Whenever a line in the records below contains "Numbers", pick it out.
##### Extracted data
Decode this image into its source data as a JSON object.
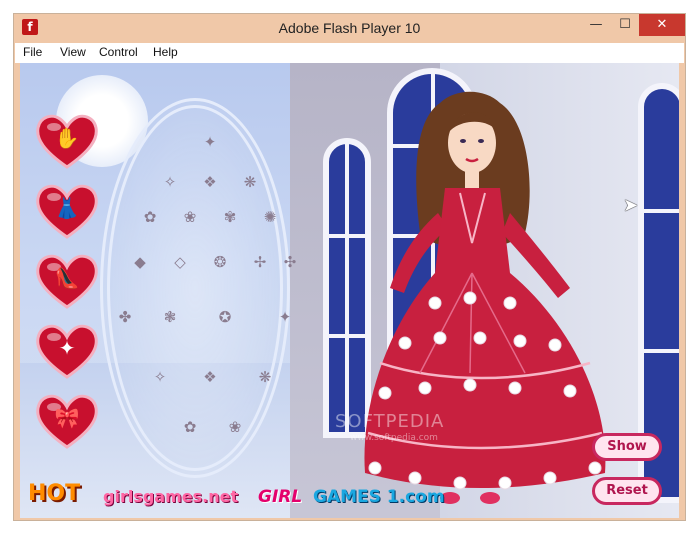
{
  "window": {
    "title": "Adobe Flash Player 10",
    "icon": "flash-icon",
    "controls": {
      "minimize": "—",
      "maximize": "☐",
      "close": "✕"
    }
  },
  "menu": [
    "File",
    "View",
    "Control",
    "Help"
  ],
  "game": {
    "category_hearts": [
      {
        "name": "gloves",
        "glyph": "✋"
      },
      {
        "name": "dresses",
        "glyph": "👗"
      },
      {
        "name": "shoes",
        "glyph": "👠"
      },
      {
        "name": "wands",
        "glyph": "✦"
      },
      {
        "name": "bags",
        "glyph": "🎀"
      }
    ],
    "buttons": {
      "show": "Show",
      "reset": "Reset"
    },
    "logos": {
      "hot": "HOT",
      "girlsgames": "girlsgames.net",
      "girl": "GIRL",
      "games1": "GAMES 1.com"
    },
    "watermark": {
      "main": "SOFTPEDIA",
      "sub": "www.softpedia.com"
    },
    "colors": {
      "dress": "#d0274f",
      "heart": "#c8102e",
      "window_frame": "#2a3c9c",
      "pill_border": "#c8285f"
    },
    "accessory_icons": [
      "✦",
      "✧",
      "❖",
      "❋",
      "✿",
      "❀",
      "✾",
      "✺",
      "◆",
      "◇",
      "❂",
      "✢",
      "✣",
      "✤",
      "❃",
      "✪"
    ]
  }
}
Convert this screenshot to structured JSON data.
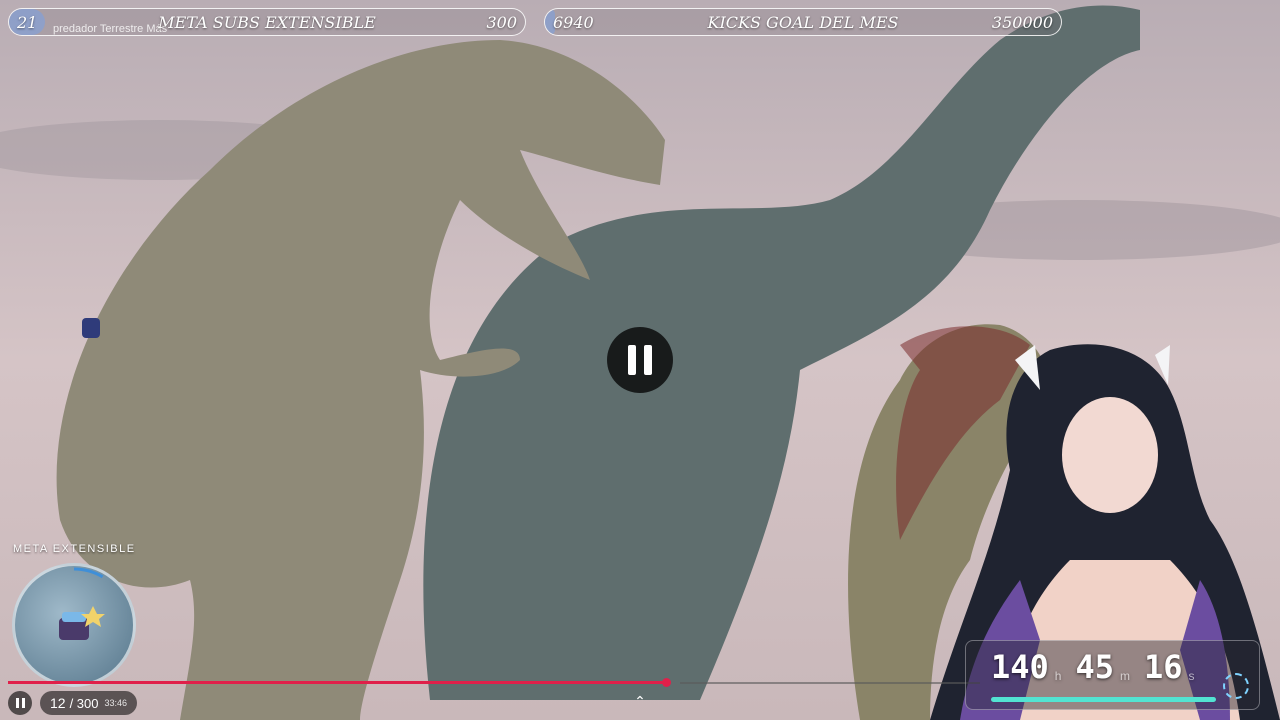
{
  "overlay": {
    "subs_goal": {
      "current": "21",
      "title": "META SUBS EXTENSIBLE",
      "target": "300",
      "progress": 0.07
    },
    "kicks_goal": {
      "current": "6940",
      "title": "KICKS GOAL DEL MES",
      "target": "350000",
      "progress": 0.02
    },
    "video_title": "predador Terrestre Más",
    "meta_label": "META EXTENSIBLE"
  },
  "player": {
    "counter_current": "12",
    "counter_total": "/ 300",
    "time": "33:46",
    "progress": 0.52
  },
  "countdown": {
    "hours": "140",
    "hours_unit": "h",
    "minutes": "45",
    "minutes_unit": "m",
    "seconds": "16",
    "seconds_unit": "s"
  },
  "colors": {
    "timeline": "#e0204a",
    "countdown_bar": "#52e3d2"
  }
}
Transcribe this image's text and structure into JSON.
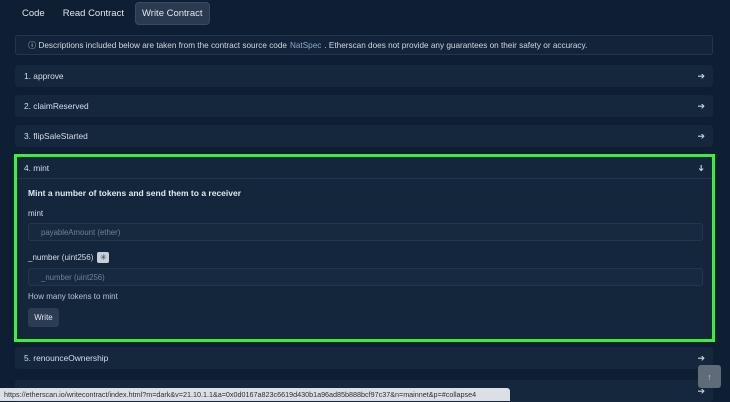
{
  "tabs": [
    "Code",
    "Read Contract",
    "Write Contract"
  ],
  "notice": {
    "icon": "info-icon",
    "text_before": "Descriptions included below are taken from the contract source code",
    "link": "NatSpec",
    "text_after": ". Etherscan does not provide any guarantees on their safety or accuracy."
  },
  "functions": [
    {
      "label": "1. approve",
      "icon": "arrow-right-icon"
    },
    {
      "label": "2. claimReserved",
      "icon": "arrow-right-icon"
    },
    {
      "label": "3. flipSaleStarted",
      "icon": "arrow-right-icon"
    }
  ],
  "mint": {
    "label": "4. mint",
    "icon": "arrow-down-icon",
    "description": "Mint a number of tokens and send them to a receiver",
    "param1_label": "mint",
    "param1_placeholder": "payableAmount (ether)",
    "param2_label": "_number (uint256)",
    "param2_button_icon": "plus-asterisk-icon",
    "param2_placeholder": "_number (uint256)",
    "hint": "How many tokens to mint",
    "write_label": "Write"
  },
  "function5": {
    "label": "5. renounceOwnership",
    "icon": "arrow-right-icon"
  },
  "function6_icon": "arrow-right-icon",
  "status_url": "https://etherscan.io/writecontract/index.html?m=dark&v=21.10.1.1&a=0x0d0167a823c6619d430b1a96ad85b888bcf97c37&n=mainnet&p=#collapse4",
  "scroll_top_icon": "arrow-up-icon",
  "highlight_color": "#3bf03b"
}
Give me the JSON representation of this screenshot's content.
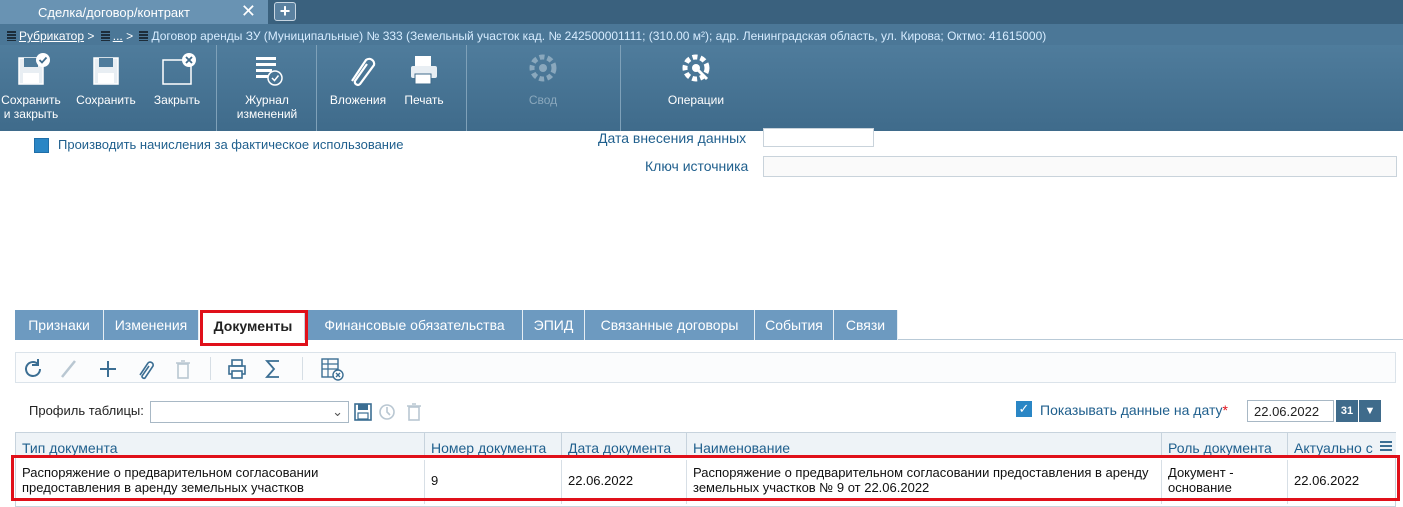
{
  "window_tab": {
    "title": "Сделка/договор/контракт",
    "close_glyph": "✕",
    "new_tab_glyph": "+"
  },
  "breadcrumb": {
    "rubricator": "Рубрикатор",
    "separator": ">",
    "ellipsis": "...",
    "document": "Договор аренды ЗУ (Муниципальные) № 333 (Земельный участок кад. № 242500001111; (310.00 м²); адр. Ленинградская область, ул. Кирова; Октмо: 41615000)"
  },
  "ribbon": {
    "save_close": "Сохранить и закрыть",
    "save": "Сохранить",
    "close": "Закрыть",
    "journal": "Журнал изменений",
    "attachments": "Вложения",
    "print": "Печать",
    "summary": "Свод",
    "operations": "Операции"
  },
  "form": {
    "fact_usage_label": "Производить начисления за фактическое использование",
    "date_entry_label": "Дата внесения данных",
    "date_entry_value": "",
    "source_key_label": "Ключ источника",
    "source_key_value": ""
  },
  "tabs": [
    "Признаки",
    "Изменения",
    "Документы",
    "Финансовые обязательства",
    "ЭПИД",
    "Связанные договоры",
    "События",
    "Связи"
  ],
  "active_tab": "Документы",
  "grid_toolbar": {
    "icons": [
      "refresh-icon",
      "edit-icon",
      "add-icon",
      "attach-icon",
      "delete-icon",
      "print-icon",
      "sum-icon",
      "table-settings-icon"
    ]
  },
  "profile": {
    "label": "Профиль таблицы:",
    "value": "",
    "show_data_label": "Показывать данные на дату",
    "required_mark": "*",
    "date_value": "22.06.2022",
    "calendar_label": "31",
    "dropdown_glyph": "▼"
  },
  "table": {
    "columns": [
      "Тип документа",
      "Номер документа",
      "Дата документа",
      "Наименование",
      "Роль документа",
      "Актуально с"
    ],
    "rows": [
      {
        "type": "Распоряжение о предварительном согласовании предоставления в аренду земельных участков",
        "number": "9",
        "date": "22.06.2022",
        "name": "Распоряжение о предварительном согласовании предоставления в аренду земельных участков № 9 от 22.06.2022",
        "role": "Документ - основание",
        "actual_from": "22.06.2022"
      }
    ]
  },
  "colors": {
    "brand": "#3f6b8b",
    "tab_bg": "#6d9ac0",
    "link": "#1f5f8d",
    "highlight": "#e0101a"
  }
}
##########
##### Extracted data
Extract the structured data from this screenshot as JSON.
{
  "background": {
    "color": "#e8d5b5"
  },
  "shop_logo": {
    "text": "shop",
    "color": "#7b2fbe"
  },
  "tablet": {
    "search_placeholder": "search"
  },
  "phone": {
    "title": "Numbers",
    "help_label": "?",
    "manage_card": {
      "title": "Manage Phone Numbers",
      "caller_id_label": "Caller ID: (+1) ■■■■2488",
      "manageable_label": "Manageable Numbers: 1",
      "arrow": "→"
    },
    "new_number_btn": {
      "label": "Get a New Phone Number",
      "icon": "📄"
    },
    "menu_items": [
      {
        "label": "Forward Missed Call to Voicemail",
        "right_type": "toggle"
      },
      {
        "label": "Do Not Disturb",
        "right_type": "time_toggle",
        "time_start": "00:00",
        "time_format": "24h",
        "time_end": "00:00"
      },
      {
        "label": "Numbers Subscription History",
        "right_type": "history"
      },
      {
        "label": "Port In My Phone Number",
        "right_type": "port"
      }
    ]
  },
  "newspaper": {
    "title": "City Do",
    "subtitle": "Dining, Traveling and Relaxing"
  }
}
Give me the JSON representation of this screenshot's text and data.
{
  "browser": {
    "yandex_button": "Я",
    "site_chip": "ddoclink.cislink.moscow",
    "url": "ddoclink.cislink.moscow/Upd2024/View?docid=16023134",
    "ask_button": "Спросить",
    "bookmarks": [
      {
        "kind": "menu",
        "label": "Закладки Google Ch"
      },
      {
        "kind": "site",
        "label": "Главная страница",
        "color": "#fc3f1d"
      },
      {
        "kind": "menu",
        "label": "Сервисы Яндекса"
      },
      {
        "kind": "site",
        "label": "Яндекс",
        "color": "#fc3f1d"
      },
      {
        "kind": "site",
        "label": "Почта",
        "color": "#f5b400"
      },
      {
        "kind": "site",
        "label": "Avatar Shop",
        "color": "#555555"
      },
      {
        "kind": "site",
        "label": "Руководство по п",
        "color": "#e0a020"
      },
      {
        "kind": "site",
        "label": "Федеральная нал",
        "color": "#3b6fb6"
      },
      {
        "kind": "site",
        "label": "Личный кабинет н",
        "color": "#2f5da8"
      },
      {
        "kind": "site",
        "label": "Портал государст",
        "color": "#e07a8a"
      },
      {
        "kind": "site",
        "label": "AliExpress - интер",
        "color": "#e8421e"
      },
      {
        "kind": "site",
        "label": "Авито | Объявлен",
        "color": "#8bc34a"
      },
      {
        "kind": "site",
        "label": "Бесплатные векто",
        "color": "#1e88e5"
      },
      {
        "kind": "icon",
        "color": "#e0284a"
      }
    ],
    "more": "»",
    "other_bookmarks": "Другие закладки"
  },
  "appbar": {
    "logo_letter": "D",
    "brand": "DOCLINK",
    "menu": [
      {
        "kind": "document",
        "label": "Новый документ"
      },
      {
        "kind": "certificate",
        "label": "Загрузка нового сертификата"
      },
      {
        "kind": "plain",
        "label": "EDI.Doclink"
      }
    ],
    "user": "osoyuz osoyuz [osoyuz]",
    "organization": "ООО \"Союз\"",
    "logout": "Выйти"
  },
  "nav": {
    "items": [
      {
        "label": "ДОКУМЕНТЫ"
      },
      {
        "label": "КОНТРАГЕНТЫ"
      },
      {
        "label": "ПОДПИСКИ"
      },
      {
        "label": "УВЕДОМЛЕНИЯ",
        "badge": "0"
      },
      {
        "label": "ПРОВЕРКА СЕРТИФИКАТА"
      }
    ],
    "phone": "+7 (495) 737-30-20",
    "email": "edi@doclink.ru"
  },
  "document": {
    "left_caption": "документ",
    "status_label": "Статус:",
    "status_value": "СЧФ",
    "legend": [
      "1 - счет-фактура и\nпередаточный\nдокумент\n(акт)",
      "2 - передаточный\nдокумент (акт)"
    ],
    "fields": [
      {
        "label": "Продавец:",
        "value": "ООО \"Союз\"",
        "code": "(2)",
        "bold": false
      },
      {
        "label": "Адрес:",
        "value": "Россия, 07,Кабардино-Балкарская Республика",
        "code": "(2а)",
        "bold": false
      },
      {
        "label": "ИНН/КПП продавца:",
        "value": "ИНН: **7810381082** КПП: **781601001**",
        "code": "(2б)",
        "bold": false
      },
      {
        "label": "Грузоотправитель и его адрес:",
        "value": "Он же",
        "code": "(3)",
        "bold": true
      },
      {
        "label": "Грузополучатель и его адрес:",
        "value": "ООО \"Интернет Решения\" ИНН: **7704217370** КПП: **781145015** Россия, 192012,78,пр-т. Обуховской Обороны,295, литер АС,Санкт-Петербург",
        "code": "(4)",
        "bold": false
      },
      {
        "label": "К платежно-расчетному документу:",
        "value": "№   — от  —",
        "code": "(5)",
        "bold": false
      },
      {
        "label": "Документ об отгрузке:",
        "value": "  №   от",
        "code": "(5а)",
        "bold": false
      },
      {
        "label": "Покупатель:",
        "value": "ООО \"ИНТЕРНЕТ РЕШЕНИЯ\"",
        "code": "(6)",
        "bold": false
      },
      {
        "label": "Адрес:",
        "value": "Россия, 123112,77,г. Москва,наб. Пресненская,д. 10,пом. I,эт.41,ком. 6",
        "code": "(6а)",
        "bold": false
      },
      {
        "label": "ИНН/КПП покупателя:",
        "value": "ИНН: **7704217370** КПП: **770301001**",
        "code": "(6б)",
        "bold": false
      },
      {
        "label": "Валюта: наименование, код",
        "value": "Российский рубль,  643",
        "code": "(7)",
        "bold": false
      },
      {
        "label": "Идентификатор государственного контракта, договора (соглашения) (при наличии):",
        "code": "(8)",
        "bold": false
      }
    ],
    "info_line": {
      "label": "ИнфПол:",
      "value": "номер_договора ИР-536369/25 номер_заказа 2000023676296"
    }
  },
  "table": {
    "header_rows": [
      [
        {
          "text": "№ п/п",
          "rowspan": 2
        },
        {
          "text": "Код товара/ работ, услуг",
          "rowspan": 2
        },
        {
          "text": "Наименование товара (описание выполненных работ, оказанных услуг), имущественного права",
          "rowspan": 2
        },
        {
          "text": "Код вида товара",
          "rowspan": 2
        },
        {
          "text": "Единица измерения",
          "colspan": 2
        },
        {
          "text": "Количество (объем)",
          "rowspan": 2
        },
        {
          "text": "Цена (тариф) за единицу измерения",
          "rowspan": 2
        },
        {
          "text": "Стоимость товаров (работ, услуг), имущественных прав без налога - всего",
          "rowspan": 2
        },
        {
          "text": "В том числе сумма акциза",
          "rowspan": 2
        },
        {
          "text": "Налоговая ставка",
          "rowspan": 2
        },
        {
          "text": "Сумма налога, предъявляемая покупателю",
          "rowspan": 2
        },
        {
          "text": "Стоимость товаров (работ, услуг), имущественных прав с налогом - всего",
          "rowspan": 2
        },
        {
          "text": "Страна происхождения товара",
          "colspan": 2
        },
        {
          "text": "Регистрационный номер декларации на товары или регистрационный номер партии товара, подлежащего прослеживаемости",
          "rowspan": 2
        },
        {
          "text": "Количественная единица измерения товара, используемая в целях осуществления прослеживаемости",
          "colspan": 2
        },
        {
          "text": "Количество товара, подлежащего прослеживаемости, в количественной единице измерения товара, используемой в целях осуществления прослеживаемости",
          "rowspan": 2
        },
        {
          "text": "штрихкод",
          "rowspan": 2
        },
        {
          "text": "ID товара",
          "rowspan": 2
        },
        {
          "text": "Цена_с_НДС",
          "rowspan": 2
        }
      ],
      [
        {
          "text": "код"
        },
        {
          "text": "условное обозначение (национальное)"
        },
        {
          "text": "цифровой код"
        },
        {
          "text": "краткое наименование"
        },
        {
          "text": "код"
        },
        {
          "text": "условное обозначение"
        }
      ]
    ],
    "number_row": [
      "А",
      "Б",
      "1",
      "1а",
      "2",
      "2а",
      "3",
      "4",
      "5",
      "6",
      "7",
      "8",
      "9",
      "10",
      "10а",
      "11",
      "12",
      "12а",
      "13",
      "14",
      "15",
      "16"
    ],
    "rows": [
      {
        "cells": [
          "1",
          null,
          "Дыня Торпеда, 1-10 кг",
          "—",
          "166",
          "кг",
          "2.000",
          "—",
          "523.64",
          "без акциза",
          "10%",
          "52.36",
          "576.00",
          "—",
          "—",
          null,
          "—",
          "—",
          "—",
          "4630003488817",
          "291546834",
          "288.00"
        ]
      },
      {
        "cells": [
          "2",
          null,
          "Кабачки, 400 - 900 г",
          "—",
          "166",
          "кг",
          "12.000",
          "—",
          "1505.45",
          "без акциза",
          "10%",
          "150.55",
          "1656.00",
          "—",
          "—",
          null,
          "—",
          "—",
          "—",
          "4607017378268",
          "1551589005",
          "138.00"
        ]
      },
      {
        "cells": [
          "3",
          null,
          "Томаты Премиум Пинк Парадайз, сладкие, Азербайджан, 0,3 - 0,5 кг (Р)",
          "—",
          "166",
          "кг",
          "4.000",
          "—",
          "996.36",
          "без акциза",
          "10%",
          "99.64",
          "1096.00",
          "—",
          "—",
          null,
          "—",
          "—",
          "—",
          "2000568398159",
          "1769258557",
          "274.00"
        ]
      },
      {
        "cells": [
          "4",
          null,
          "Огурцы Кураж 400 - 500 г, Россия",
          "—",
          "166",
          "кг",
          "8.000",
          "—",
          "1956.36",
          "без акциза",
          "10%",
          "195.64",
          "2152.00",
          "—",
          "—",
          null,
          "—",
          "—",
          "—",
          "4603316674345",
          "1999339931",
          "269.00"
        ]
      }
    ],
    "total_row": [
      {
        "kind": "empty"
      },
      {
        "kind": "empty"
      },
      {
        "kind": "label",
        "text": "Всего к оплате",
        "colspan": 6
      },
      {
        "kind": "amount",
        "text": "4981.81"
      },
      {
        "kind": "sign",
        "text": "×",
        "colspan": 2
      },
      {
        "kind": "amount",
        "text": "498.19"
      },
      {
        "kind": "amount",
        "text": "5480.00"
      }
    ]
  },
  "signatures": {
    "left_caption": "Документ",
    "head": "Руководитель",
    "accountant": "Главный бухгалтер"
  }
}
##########
» **Response to the task**
    "title": "Numbers",
      "title": "Manage Phone Numbers",
      "manageable_label": "Manageable Numbers: 1",
        "label": "Numbers Subscription History",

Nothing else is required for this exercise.